Until recently, the expression “it’s a small world” had always confused me, simply because this “small world” contains seven billion people, each with a completely unique life. Just think—there are seven billion people, and each person is experiencing each passing second differently: seeing and smelling, tasting and hearing and feeling seven billion different things. How could one ever classify all of that as “small”?
I had been content with the idea that my life is all I can experience, that I will never be exposed to our world’s entirety simply because there is too much of it for one lifetime. In one way, this is true. I will not meet all seven billion of you during my life, regardless of my efforts to do so. I will not be able to see every inch of this world, or taste every traditional dish (though I’ll try hard to do that too), or experience all the different cultures and lifestyles seven billion of us have embraced. My failure won’t be from lack of determination; this world is just too big for one individual. But it may still be small enough yet to be explored by a single action.

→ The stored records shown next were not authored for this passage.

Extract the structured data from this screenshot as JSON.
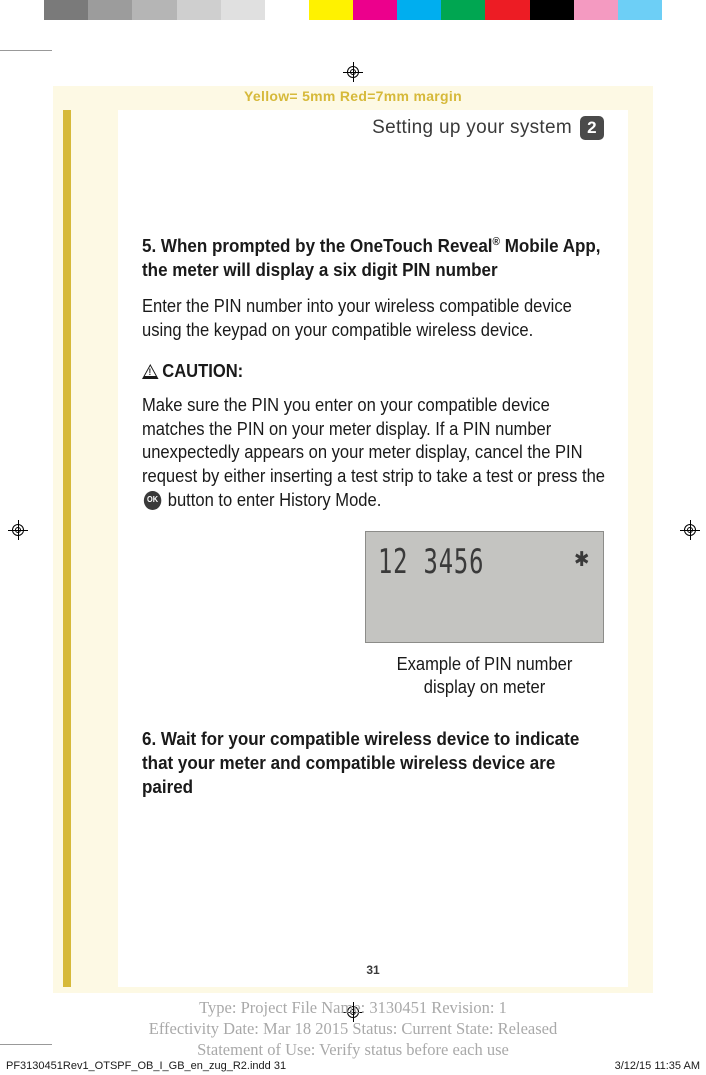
{
  "colorbar": true,
  "margin_label": "Yellow= 5mm  Red=7mm margin",
  "header": {
    "title": "Setting up your system",
    "section_number": "2"
  },
  "step5": {
    "title_a": "5. When prompted by the OneTouch Reveal",
    "title_reg": "®",
    "title_b": " Mobile App, the meter will display a six digit PIN number",
    "para1": "Enter the PIN number into your wireless compatible device using the keypad on your compatible wireless device.",
    "caution_label": "CAUTION:",
    "caution_para_a": "Make sure the PIN you enter on your compatible device matches the PIN on your meter display. If a PIN number unexpectedly appears on your meter display, cancel the PIN request by either inserting a test strip to take a test or press the ",
    "ok_label": "OK",
    "caution_para_b": " button to enter History Mode."
  },
  "lcd": {
    "pin": "12 3456",
    "bluetooth_icon": "✱",
    "caption": "Example of PIN number display on meter"
  },
  "step6": {
    "title": "6. Wait for your compatible wireless device to indicate that your meter and compatible wireless device are paired"
  },
  "page_number": "31",
  "metadata": {
    "line1": "Type: Project File  Name: 3130451  Revision: 1",
    "line2": "Effectivity Date: Mar 18 2015     Status: Current     State: Released",
    "line3": "Statement of Use: Verify status before each use"
  },
  "slug": {
    "file": "PF3130451Rev1_OTSPF_OB_I_GB_en_zug_R2.indd   31",
    "datetime": "3/12/15   11:35 AM"
  }
}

As I was walking out of a café the other day, I passed through a family trying to take a picture and offered to take the picture for them, if anything to ease the camera’s duty of fitting eleven struggling people in one shot. A minute later I was in the car heading home, completely oblivious of what had just happened: the connection that had been created, the concept that I had just become a part of their story. The picture of this family that will end up in a frame on a nightstand, or in a suitcase, as a grandparent’s Christmas gift—whatever will become of it, I am a part of now, all because I pressed a camera button. It’s not likely that we will cross paths again, or that either of us would recognize one another if we did, but that’s not the point. The connection will always be there.
This led me to the idea that we are all connected in one way or another, voluntarily or not. Each one of us is influencing the lives around us regardless of what we are doing, and the same influences are apparent in our own lives, whether it’s the hearty conversation you hear between a bus driver and local resident on the way to school, your act of holding the door open for the girl with a depressingly empty coffee cup and too many books for an empty hand, or even the short greeting you give or receive from the student at the front desk of your residence hall. All of these tiny observations and acts, most of which we don’t give a second thought, have all created this elaborate web of connections between all of us.
I think a lot of us tend to envision ourselves as just faces others pass by, but even the one face that expresses that quick, friendly smile to me as I’m walking to class has an impact, whether I acknowledge it or not. And these miniscule encounters are constantly influencing seven billion lives, every minute of every day. So don’t neglect the littler actions in life, because they create the beautiful connection between all seven billion of us: in the end, it’s the little things that makes this big world small.